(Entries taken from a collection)
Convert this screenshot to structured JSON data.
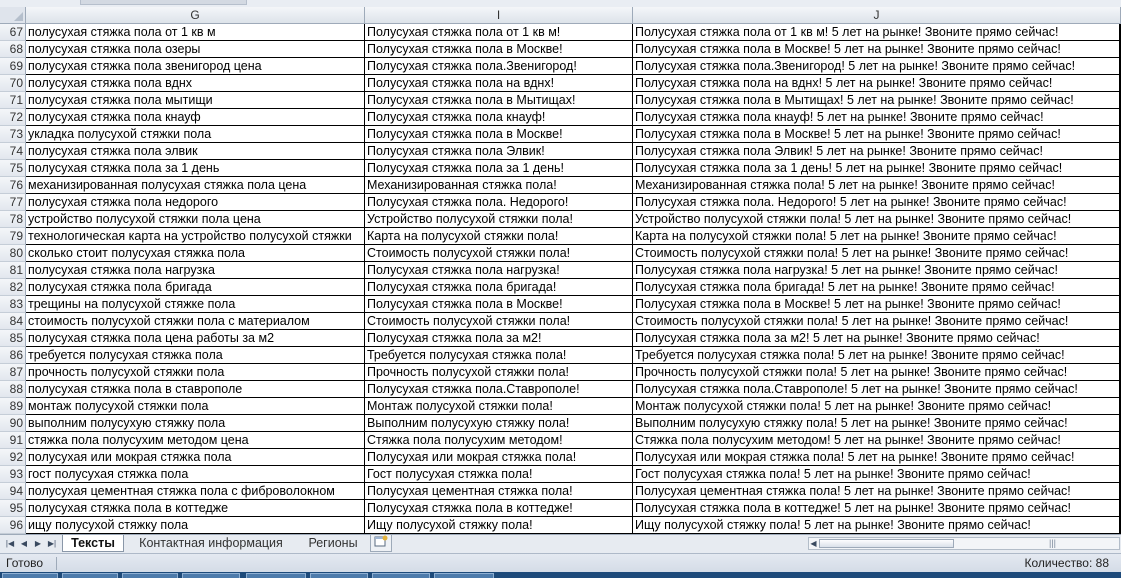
{
  "columns": [
    {
      "key": "g",
      "label": "G"
    },
    {
      "key": "i",
      "label": "I"
    },
    {
      "key": "j",
      "label": "J"
    }
  ],
  "rows": [
    {
      "n": "67",
      "g": "полусухая стяжка пола от 1 кв м",
      "i": "Полусухая стяжка пола от 1 кв м!",
      "j": "Полусухая стяжка пола от 1 кв м! 5 лет на рынке! Звоните прямо сейчас!"
    },
    {
      "n": "68",
      "g": "полусухая стяжка пола озеры",
      "i": "Полусухая стяжка пола в Москве!",
      "j": "Полусухая стяжка пола в Москве! 5 лет на рынке! Звоните прямо сейчас!"
    },
    {
      "n": "69",
      "g": "полусухая стяжка пола звенигород цена",
      "i": "Полусухая стяжка пола.Звенигород!",
      "j": "Полусухая стяжка пола.Звенигород! 5 лет на рынке! Звоните прямо сейчас!"
    },
    {
      "n": "70",
      "g": "полусухая стяжка пола вднх",
      "i": "Полусухая стяжка пола на вднх!",
      "j": "Полусухая стяжка пола на вднх! 5 лет на рынке! Звоните прямо сейчас!"
    },
    {
      "n": "71",
      "g": "полусухая стяжка пола мытищи",
      "i": "Полусухая стяжка пола в Мытищах!",
      "j": "Полусухая стяжка пола в Мытищах! 5 лет на рынке! Звоните прямо сейчас!"
    },
    {
      "n": "72",
      "g": "полусухая стяжка пола кнауф",
      "i": "Полусухая стяжка пола кнауф!",
      "j": "Полусухая стяжка пола кнауф! 5 лет на рынке! Звоните прямо сейчас!"
    },
    {
      "n": "73",
      "g": "укладка полусухой стяжки пола",
      "i": "Полусухая стяжка пола в Москве!",
      "j": "Полусухая стяжка пола в Москве! 5 лет на рынке! Звоните прямо сейчас!"
    },
    {
      "n": "74",
      "g": "полусухая стяжка пола элвик",
      "i": "Полусухая стяжка пола Элвик!",
      "j": "Полусухая стяжка пола Элвик! 5 лет на рынке! Звоните прямо сейчас!"
    },
    {
      "n": "75",
      "g": "полусухая стяжка пола за 1 день",
      "i": "Полусухая стяжка пола за 1 день!",
      "j": "Полусухая стяжка пола за 1 день! 5 лет на рынке! Звоните прямо сейчас!"
    },
    {
      "n": "76",
      "g": "механизированная полусухая стяжка пола цена",
      "i": "Механизированная стяжка пола!",
      "j": "Механизированная стяжка пола! 5 лет на рынке! Звоните прямо сейчас!"
    },
    {
      "n": "77",
      "g": "полусухая стяжка пола недорого",
      "i": "Полусухая стяжка пола. Недорого!",
      "j": "Полусухая стяжка пола. Недорого! 5 лет на рынке! Звоните прямо сейчас!"
    },
    {
      "n": "78",
      "g": "устройство полусухой стяжки пола цена",
      "i": "Устройство полусухой стяжки пола!",
      "j": "Устройство полусухой стяжки пола! 5 лет на рынке! Звоните прямо сейчас!"
    },
    {
      "n": "79",
      "g": "технологическая карта на устройство полусухой стяжки",
      "i": "Карта на полусухой стяжки пола!",
      "j": "Карта на полусухой стяжки пола! 5 лет на рынке! Звоните прямо сейчас!"
    },
    {
      "n": "80",
      "g": "сколько стоит полусухая стяжка пола",
      "i": "Стоимость полусухой стяжки пола!",
      "j": "Стоимость полусухой стяжки пола! 5 лет на рынке! Звоните прямо сейчас!"
    },
    {
      "n": "81",
      "g": "полусухая стяжка пола нагрузка",
      "i": "Полусухая стяжка пола нагрузка!",
      "j": "Полусухая стяжка пола нагрузка! 5 лет на рынке! Звоните прямо сейчас!"
    },
    {
      "n": "82",
      "g": "полусухая стяжка пола бригада",
      "i": "Полусухая стяжка пола бригада!",
      "j": "Полусухая стяжка пола бригада! 5 лет на рынке! Звоните прямо сейчас!"
    },
    {
      "n": "83",
      "g": "трещины на полусухой стяжке пола",
      "i": "Полусухая стяжка пола в Москве!",
      "j": "Полусухая стяжка пола в Москве! 5 лет на рынке! Звоните прямо сейчас!"
    },
    {
      "n": "84",
      "g": "стоимость полусухой стяжки пола с материалом",
      "i": "Стоимость полусухой стяжки пола!",
      "j": "Стоимость полусухой стяжки пола! 5 лет на рынке! Звоните прямо сейчас!"
    },
    {
      "n": "85",
      "g": "полусухая стяжка пола цена работы за м2",
      "i": "Полусухая стяжка пола за м2!",
      "j": "Полусухая стяжка пола за м2! 5 лет на рынке! Звоните прямо сейчас!"
    },
    {
      "n": "86",
      "g": "требуется полусухая стяжка пола",
      "i": "Требуется полусухая стяжка пола!",
      "j": "Требуется полусухая стяжка пола! 5 лет на рынке! Звоните прямо сейчас!"
    },
    {
      "n": "87",
      "g": "прочность полусухой стяжки пола",
      "i": "Прочность полусухой стяжки пола!",
      "j": "Прочность полусухой стяжки пола! 5 лет на рынке! Звоните прямо сейчас!"
    },
    {
      "n": "88",
      "g": "полусухая стяжка пола в ставрополе",
      "i": "Полусухая стяжка пола.Ставрополе!",
      "j": "Полусухая стяжка пола.Ставрополе! 5 лет на рынке! Звоните прямо сейчас!"
    },
    {
      "n": "89",
      "g": "монтаж полусухой стяжки пола",
      "i": "Монтаж полусухой стяжки пола!",
      "j": "Монтаж полусухой стяжки пола! 5 лет на рынке! Звоните прямо сейчас!"
    },
    {
      "n": "90",
      "g": "выполним полусухую стяжку пола",
      "i": "Выполним полусухую стяжку пола!",
      "j": "Выполним полусухую стяжку пола! 5 лет на рынке! Звоните прямо сейчас!"
    },
    {
      "n": "91",
      "g": "стяжка пола полусухим методом цена",
      "i": "Стяжка пола полусухим методом!",
      "j": "Стяжка пола полусухим методом! 5 лет на рынке! Звоните прямо сейчас!"
    },
    {
      "n": "92",
      "g": "полусухая или мокрая стяжка пола",
      "i": "Полусухая или мокрая стяжка пола!",
      "j": "Полусухая или мокрая стяжка пола! 5 лет на рынке! Звоните прямо сейчас!"
    },
    {
      "n": "93",
      "g": "гост полусухая стяжка пола",
      "i": "Гост полусухая стяжка пола!",
      "j": "Гост полусухая стяжка пола! 5 лет на рынке! Звоните прямо сейчас!"
    },
    {
      "n": "94",
      "g": "полусухая цементная стяжка пола с фиброволокном",
      "i": "Полусухая цементная стяжка пола!",
      "j": "Полусухая цементная стяжка пола! 5 лет на рынке! Звоните прямо сейчас!"
    },
    {
      "n": "95",
      "g": "полусухая стяжка пола в коттедже",
      "i": "Полусухая стяжка пола в коттедже!",
      "j": "Полусухая стяжка пола в коттедже! 5 лет на рынке! Звоните прямо сейчас!"
    },
    {
      "n": "96",
      "g": "ищу полусухой стяжку пола",
      "i": "Ищу полусухой стяжку пола!",
      "j": "Ищу полусухой стяжку пола! 5 лет на рынке! Звоните прямо сейчас!"
    }
  ],
  "sheet_tabs": {
    "nav_icons": [
      "first-sheet-icon",
      "prev-sheet-icon",
      "next-sheet-icon",
      "last-sheet-icon"
    ],
    "tabs": [
      {
        "label": "Тексты",
        "active": true
      },
      {
        "label": "Контактная информация",
        "active": false
      },
      {
        "label": "Регионы",
        "active": false
      }
    ],
    "insert_icon": "insert-sheet-icon"
  },
  "status": {
    "ready": "Готово",
    "count": "Количество: 88"
  },
  "colors": {
    "grid_line": "#000000",
    "header_bg": "#dde3ea",
    "status_bg": "#d3dbe6",
    "taskbar": "#1d4a7a"
  }
}
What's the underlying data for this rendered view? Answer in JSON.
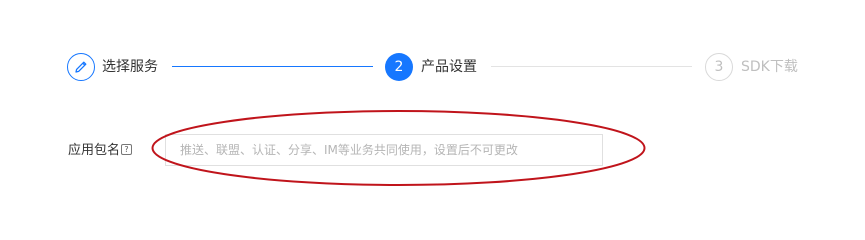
{
  "steps": [
    {
      "number": "",
      "label": "选择服务",
      "state": "done",
      "icon": "pencil-icon"
    },
    {
      "number": "2",
      "label": "产品设置",
      "state": "active"
    },
    {
      "number": "3",
      "label": "SDK下载",
      "state": "pending"
    }
  ],
  "form": {
    "package_name_label": "应用包名",
    "help_icon_glyph": "?",
    "package_name_placeholder": "推送、联盟、认证、分享、IM等业务共同使用，设置后不可更改",
    "package_name_value": ""
  },
  "colors": {
    "primary": "#1677ff",
    "inactive": "#bfbfbf",
    "annotation": "#c0141b"
  }
}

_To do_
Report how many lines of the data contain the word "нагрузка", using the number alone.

_Task answer_
3